FYRP: Damned If You Do…

Finally, the long awaited return!

In the Middle East, the arms control community has been fixated on only chemical and nuclear arms proliferation, and reasonably so, concerning the Asad regime’s stockpile of chemical weapons and nuclear talks with the Rouhani regime in Iran.  Therefore, the ISIL invasion of Iraq has not been analyzed heavily from a proliferation perspective, as ISIL has no access to chemical weapons as of yet.  However, the ISIL invasion has created an environment conducive to small arms proliferation, and as such should be addressed by the arms control and nonproliferation community.

Nayla Razzouk – Bloomberg | It seems that, finally, Iraqi governmental forces are striking back successfully against the ISIL (or ISIS, depends what you call the organization).  279 militants were killed, according to the Iraqi government.

Elise Foley – Huffington Post | Lindsey Graham strongly recommends collaboration with Iran against ISIL forces.  Iraqi officials have already stated that they would consider accepting Iranian help.  As US Marines and warships are redeployed to the area, cooperation with Iran is becoming more of a possibility.  Rouhani himself has also alluded to bolstering the al-Maliki regime.  One of Rouhani’s senior advisers recently stated that only the US and Iran can stabilize the region. Could cooperation, along with continuing nuclear talks, lead to a moderate thaw in relations over the next few months?  Could a show of force help Obama restore some of his eroded foreign policy credibility?  And could the US end up alienating a Wahhabi Sunni Saudi Arabia with actions against the Sunni ISIL?

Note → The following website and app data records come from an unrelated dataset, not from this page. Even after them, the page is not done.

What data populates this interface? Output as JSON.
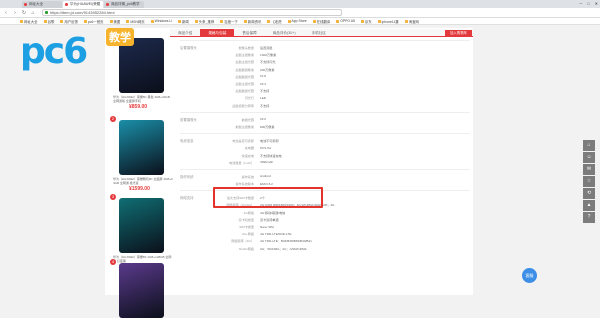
{
  "browser": {
    "tabs": [
      {
        "label": "网址大全",
        "active": false
      },
      {
        "label": "华为(HUAWEI)荣耀",
        "active": true
      },
      {
        "label": "商品详情_pc6教学",
        "active": false
      }
    ],
    "window_buttons": [
      "─",
      "□",
      "✕"
    ],
    "url": "https://item.jd.com/9143952284.html",
    "bookmarks": [
      "网址大全",
      "谷歌",
      "用户反馈",
      "pc6一首页",
      "美图",
      "MSN网页",
      "Windows Li",
      "新闻",
      "头条_推荐",
      "百度一下",
      "新闻资讯",
      "【老虎",
      "App Store",
      "在线翻译",
      "OPPO A5",
      "京东",
      "iphone11集",
      "淘宝网"
    ]
  },
  "logo": {
    "text": "pc6",
    "badge": "教学"
  },
  "products": [
    {
      "num": "",
      "title": "华为（HUAWEI）荣耀8C 黑色 4GB+32GB 全网通版 全面屏手机",
      "price": "¥859.00",
      "sales": "",
      "color": "#1d2a4d"
    },
    {
      "num": "2",
      "title": "华为（HUAWEI）荣耀畅玩8C 全面屏 4GB+64GB 全网通 极光蓝",
      "price": "¥1599.00",
      "sales": "",
      "color": "#1a8fa8"
    },
    {
      "num": "3",
      "title": "华为（HUAWEI）荣耀8X 4GB+128GB 全网通 幻夜黑",
      "price": "¥1599.00",
      "sales": "",
      "color": "#0f6f74"
    },
    {
      "num": "4",
      "title": "",
      "price": "",
      "sales": "",
      "color": "#5a3a8c"
    }
  ],
  "product_tabs": [
    "商品介绍",
    "规格与包装",
    "售后保障",
    "商品评价(30+)",
    "手机社区"
  ],
  "active_tab": "规格与包装",
  "cart_button": "加入购物车",
  "spec_groups": [
    {
      "title": "后置摄像头",
      "rows": [
        {
          "k": "摄像头数量",
          "v": "后置双摄"
        },
        {
          "k": "后摄主摄像素",
          "v": "1300万像素"
        },
        {
          "k": "后摄主摄光圈",
          "v": "不支持闪光"
        },
        {
          "k": "后摄副摄像素",
          "v": "200万像素"
        },
        {
          "k": "后摄副摄光圈",
          "v": "f/1.8"
        },
        {
          "k": "后摄主摄光圈",
          "v": "f/2.4"
        },
        {
          "k": "后摄副摄光圈",
          "v": "不支持"
        },
        {
          "k": "闪光灯",
          "v": "LED"
        },
        {
          "k": "后摄视频分辨率",
          "v": "不支持"
        }
      ]
    },
    {
      "title": "前置摄像头",
      "rows": [
        {
          "k": "前摄光圈",
          "v": "f/2.0"
        },
        {
          "k": "前摄主摄像素",
          "v": "800万像素"
        }
      ]
    },
    {
      "title": "电池信息",
      "rows": [
        {
          "k": "电池是否可拆卸",
          "v": "电池不可拆卸"
        },
        {
          "k": "充电器",
          "v": "5V/1.5A"
        },
        {
          "k": "快速充电",
          "v": "不支持快速充电"
        },
        {
          "k": "电池容量（mAh）",
          "v": "3990mAh"
        }
      ]
    },
    {
      "title": "操作系统",
      "rows": [
        {
          "k": "操作系统",
          "v": "Android"
        },
        {
          "k": "操作系统版本",
          "v": "EMUI 8.2"
        }
      ]
    },
    {
      "title": "网络支持",
      "rows": [
        {
          "k": "最大支持SIM卡数量",
          "v": "2个"
        },
        {
          "k": "网络频率（2G/3G）",
          "v": "2G:GSM 900/1800/1900；3G:WCDMA 900/2100；4G"
        },
        {
          "k": "4G网络",
          "v": "4G:移动/联通/电信"
        },
        {
          "k": "双卡机类型",
          "v": "双卡双待单通"
        },
        {
          "k": "SIM卡类型",
          "v": "Nano SIM"
        },
        {
          "k": "4G+网络",
          "v": "4G TDD-LTE/FDD-LTE"
        },
        {
          "k": "网络频率（4G）",
          "v": "4G TDD-LTE：B34/B38/B39/B40/B41"
        },
        {
          "k": "3G/2G网络",
          "v": "3G：WCDMA；2G：GSM/CDMA"
        }
      ]
    }
  ],
  "right_tools": [
    "⌂",
    "☺",
    "✉",
    "☆",
    "⟲",
    "▲",
    "?"
  ],
  "chat_bubble": "客服"
}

Robin Wright – The New Yorker | Mr. Wright argues that Iran and the US are merely allies of convenience, placed in similarly poor situations as their previous involvement strategies crumble before the ISIL.  However, Aki Peritz of Newsweek’s The Daily Beast contends that Iran has received the short end of the bargain.

Foreign Jihadism in Syria – Small Arms Survey | A comprehensive overview of ISIL and its history.  The Economist provides some background of its own, and argues that ISIL’s goals indicate that it cannot be treated as a typical al-Qaeda cell.

Nicholas Blanford – CS Monitor | Mr. Blanford argues that, without the pressure of ISIL fighters in Syria to wear down the opposition, Asad (and Iran) will have to rely more heavily on Hezbollah.  How does this complicate chemical weapons removal operations?  Kingston Reif argues that the removal plan has proved effective, despite initial misgivings.  However, does such regional turmoil mean all bets are off?

Arms Transfers to Syria – SIPRI | SIPRI provides an (somewhat dated, as the SIPRI yearbook is annual) overview of small arms movements within Syria to both rebel groups and government-aligned forces.  With ISIL’s expansion, one wonders how much more freely small arms will flow into and out of the region.

After Qaddafi – Small Arms Survey | Small Arms Survey published a report on post-Qaddafi Libya’s armed groups, as well as small arms proliferation in the region.  Throughout the conflict, the country was flooded with small arms and heavier military equipment, such as ex-soviet tanks.  Those arms have reappeared throughout the Middle East, including Syria (where they were probably employed by ISIL fighters against anti-Asad forces).  The ISIL capture of a US arms cache in Mosul several days ago (which included high-tech attack helicopters and heavy battle tanks) could have the same effect as pouring kerosene on a campfire.

An unstable region stretching from Saudi Arabia to Iran, with religious tensions flaring up and a crumbling central government.  Close enough to a recipe for disaster.


  1. YankeeCynic (History)

    I hate to say it, but I suspect the number of ISIS/ISIL killed by the ISF is likely elevated. That, based on my experience, tends to be the MO. Of greater value to determine how successful they’re being is terrain recaptured and how effectively civil infrastructure in former ISIS-held areas are delivering services.

  2. Jonah Speaks (History)

    An ugly subtext of the ISIS/ISIL and other Islamic terror groups is the religious intolerance of those who kill over differences in religion. There is no human or group which is so smart, so well-educated, so righteous, so blessed, or so infallible that it is ever proper to kill another on account of that person’s religion or lack of religion. It should not be necessary for Muslims to relearn – the hard way – the political lesson that Christians learned after centuries of fighting each other. Religious freedom is obligatory, not optional, for peace.